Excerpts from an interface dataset
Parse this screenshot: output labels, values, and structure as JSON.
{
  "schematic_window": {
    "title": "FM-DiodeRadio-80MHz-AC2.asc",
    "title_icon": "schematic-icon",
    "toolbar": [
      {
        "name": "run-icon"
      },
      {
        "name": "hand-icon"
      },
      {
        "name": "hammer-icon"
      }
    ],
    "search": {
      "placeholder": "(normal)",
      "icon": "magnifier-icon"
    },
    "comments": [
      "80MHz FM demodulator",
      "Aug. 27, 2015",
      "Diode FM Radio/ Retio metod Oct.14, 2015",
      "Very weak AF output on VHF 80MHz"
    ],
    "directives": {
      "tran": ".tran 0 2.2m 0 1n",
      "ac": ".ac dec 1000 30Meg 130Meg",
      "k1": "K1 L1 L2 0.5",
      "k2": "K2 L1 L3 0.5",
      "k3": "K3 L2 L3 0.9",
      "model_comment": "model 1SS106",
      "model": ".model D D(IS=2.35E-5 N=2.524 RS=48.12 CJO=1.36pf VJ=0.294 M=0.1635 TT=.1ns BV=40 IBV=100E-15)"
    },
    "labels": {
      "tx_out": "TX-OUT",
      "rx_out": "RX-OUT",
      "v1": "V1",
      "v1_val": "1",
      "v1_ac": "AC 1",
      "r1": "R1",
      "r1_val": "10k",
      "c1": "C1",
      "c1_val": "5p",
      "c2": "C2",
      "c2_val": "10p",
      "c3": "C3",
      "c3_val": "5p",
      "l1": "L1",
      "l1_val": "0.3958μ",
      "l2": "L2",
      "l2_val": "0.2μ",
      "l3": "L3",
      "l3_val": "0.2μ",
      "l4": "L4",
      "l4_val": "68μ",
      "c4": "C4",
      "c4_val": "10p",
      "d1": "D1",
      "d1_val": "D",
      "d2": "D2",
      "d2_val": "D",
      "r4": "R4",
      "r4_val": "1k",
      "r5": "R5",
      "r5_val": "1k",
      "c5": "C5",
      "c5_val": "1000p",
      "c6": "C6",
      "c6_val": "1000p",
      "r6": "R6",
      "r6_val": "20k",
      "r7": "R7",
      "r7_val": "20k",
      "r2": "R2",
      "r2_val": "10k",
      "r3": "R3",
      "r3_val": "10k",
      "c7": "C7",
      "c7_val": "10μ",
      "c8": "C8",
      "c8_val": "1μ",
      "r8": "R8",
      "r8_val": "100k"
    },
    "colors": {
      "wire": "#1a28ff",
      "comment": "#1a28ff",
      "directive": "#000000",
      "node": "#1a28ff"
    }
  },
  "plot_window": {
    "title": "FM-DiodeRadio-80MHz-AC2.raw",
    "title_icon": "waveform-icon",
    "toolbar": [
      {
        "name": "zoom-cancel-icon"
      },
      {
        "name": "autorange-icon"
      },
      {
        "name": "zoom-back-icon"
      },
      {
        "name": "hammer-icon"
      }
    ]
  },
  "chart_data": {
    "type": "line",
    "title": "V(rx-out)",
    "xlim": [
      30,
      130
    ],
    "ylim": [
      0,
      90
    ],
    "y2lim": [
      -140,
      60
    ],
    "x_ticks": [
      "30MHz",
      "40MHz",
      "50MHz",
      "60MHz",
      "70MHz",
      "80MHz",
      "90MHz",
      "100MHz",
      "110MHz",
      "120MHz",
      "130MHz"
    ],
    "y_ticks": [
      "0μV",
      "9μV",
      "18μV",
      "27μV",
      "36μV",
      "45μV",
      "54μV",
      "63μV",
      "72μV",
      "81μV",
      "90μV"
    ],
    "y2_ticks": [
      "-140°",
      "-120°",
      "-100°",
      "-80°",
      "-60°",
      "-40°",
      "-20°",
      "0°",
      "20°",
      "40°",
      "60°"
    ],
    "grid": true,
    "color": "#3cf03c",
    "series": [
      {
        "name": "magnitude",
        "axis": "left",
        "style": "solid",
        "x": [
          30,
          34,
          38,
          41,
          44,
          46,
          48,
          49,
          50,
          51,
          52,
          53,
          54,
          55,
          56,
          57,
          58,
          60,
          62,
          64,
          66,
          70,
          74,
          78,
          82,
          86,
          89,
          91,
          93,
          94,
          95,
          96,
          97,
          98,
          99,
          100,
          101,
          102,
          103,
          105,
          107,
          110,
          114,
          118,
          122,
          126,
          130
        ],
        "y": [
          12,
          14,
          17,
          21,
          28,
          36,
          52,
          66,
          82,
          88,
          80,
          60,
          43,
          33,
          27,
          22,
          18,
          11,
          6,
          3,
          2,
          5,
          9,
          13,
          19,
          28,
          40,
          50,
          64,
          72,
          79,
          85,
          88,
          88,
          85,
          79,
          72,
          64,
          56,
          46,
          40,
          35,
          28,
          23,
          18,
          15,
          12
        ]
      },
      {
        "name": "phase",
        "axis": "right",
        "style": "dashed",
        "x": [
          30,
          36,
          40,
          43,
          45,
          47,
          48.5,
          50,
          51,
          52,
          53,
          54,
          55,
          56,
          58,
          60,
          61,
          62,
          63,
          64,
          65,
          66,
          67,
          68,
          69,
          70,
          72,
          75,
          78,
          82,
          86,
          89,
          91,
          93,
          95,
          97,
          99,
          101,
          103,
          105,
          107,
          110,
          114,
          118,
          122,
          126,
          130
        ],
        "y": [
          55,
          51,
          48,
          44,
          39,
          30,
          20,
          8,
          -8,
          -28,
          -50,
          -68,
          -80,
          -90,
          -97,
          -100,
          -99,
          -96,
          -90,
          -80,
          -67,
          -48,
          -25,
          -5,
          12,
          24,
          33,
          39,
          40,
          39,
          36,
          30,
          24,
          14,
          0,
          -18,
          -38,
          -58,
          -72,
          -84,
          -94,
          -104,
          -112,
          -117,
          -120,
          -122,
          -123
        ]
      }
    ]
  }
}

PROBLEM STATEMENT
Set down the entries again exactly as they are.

RESPONSE BOX
Parse this screenshot: output labels, values, and structure as JSON.
{
  "schematic_window": {
    "title": "FM-DiodeRadio-80MHz-AC2.asc",
    "title_icon": "schematic-icon",
    "toolbar": [
      {
        "name": "run-icon"
      },
      {
        "name": "hand-icon"
      },
      {
        "name": "hammer-icon"
      }
    ],
    "search": {
      "placeholder": "(normal)",
      "icon": "magnifier-icon"
    },
    "comments": [
      "80MHz FM demodulator",
      "Aug. 27, 2015",
      "Diode FM Radio/ Retio metod Oct.14, 2015",
      "Very weak AF output on VHF 80MHz"
    ],
    "directives": {
      "tran": ".tran 0 2.2m 0 1n",
      "ac": ".ac dec 1000 30Meg 130Meg",
      "k1": "K1 L1 L2 0.5",
      "k2": "K2 L1 L3 0.5",
      "k3": "K3 L2 L3 0.9",
      "model_comment": "model 1SS106",
      "model": ".model D D(IS=2.35E-5 N=2.524 RS=48.12 CJO=1.36pf VJ=0.294 M=0.1635 TT=.1ns BV=40 IBV=100E-15)"
    },
    "labels": {
      "tx_out": "TX-OUT",
      "rx_out": "RX-OUT",
      "v1": "V1",
      "v1_val": "1",
      "v1_ac": "AC 1",
      "r1": "R1",
      "r1_val": "10k",
      "c1": "C1",
      "c1_val": "5p",
      "c2": "C2",
      "c2_val": "10p",
      "c3": "C3",
      "c3_val": "5p",
      "l1": "L1",
      "l1_val": "0.3958μ",
      "l2": "L2",
      "l2_val": "0.2μ",
      "l3": "L3",
      "l3_val": "0.2μ",
      "l4": "L4",
      "l4_val": "68μ",
      "c4": "C4",
      "c4_val": "10p",
      "d1": "D1",
      "d1_val": "D",
      "d2": "D2",
      "d2_val": "D",
      "r4": "R4",
      "r4_val": "1k",
      "r5": "R5",
      "r5_val": "1k",
      "c5": "C5",
      "c5_val": "1000p",
      "c6": "C6",
      "c6_val": "1000p",
      "r6": "R6",
      "r6_val": "20k",
      "r7": "R7",
      "r7_val": "20k",
      "r2": "R2",
      "r2_val": "10k",
      "r3": "R3",
      "r3_val": "10k",
      "c7": "C7",
      "c7_val": "10μ",
      "c8": "C8",
      "c8_val": "1μ",
      "r8": "R8",
      "r8_val": "100k"
    },
    "colors": {
      "wire": "#1a28ff",
      "comment": "#1a28ff",
      "directive": "#000000",
      "node": "#1a28ff"
    }
  },
  "plot_window": {
    "title": "FM-DiodeRadio-80MHz-AC2.raw",
    "title_icon": "waveform-icon",
    "toolbar": [
      {
        "name": "zoom-cancel-icon"
      },
      {
        "name": "autorange-icon"
      },
      {
        "name": "zoom-back-icon"
      },
      {
        "name": "hammer-icon"
      }
    ]
  },
  "chart_data": {
    "type": "line",
    "title": "V(rx-out)",
    "xlim": [
      30,
      130
    ],
    "ylim": [
      0,
      90
    ],
    "y2lim": [
      -140,
      60
    ],
    "x_ticks": [
      "30MHz",
      "40MHz",
      "50MHz",
      "60MHz",
      "70MHz",
      "80MHz",
      "90MHz",
      "100MHz",
      "110MHz",
      "120MHz",
      "130MHz"
    ],
    "y_ticks": [
      "0μV",
      "9μV",
      "18μV",
      "27μV",
      "36μV",
      "45μV",
      "54μV",
      "63μV",
      "72μV",
      "81μV",
      "90μV"
    ],
    "y2_ticks": [
      "-140°",
      "-120°",
      "-100°",
      "-80°",
      "-60°",
      "-40°",
      "-20°",
      "0°",
      "20°",
      "40°",
      "60°"
    ],
    "grid": true,
    "color": "#3cf03c",
    "series": [
      {
        "name": "magnitude",
        "axis": "left",
        "style": "solid",
        "x": [
          30,
          34,
          38,
          41,
          44,
          46,
          48,
          49,
          50,
          51,
          52,
          53,
          54,
          55,
          56,
          57,
          58,
          60,
          62,
          64,
          66,
          70,
          74,
          78,
          82,
          86,
          89,
          91,
          93,
          94,
          95,
          96,
          97,
          98,
          99,
          100,
          101,
          102,
          103,
          105,
          107,
          110,
          114,
          118,
          122,
          126,
          130
        ],
        "y": [
          12,
          14,
          17,
          21,
          28,
          36,
          52,
          66,
          82,
          88,
          80,
          60,
          43,
          33,
          27,
          22,
          18,
          11,
          6,
          3,
          2,
          5,
          9,
          13,
          19,
          28,
          40,
          50,
          64,
          72,
          79,
          85,
          88,
          88,
          85,
          79,
          72,
          64,
          56,
          46,
          40,
          35,
          28,
          23,
          18,
          15,
          12
        ]
      },
      {
        "name": "phase",
        "axis": "right",
        "style": "dashed",
        "x": [
          30,
          36,
          40,
          43,
          45,
          47,
          48.5,
          50,
          51,
          52,
          53,
          54,
          55,
          56,
          58,
          60,
          61,
          62,
          63,
          64,
          65,
          66,
          67,
          68,
          69,
          70,
          72,
          75,
          78,
          82,
          86,
          89,
          91,
          93,
          95,
          97,
          99,
          101,
          103,
          105,
          107,
          110,
          114,
          118,
          122,
          126,
          130
        ],
        "y": [
          55,
          51,
          48,
          44,
          39,
          30,
          20,
          8,
          -8,
          -28,
          -50,
          -68,
          -80,
          -90,
          -97,
          -100,
          -99,
          -96,
          -90,
          -80,
          -67,
          -48,
          -25,
          -5,
          12,
          24,
          33,
          39,
          40,
          39,
          36,
          30,
          24,
          14,
          0,
          -18,
          -38,
          -58,
          -72,
          -84,
          -94,
          -104,
          -112,
          -117,
          -120,
          -122,
          -123
        ]
      }
    ]
  }
}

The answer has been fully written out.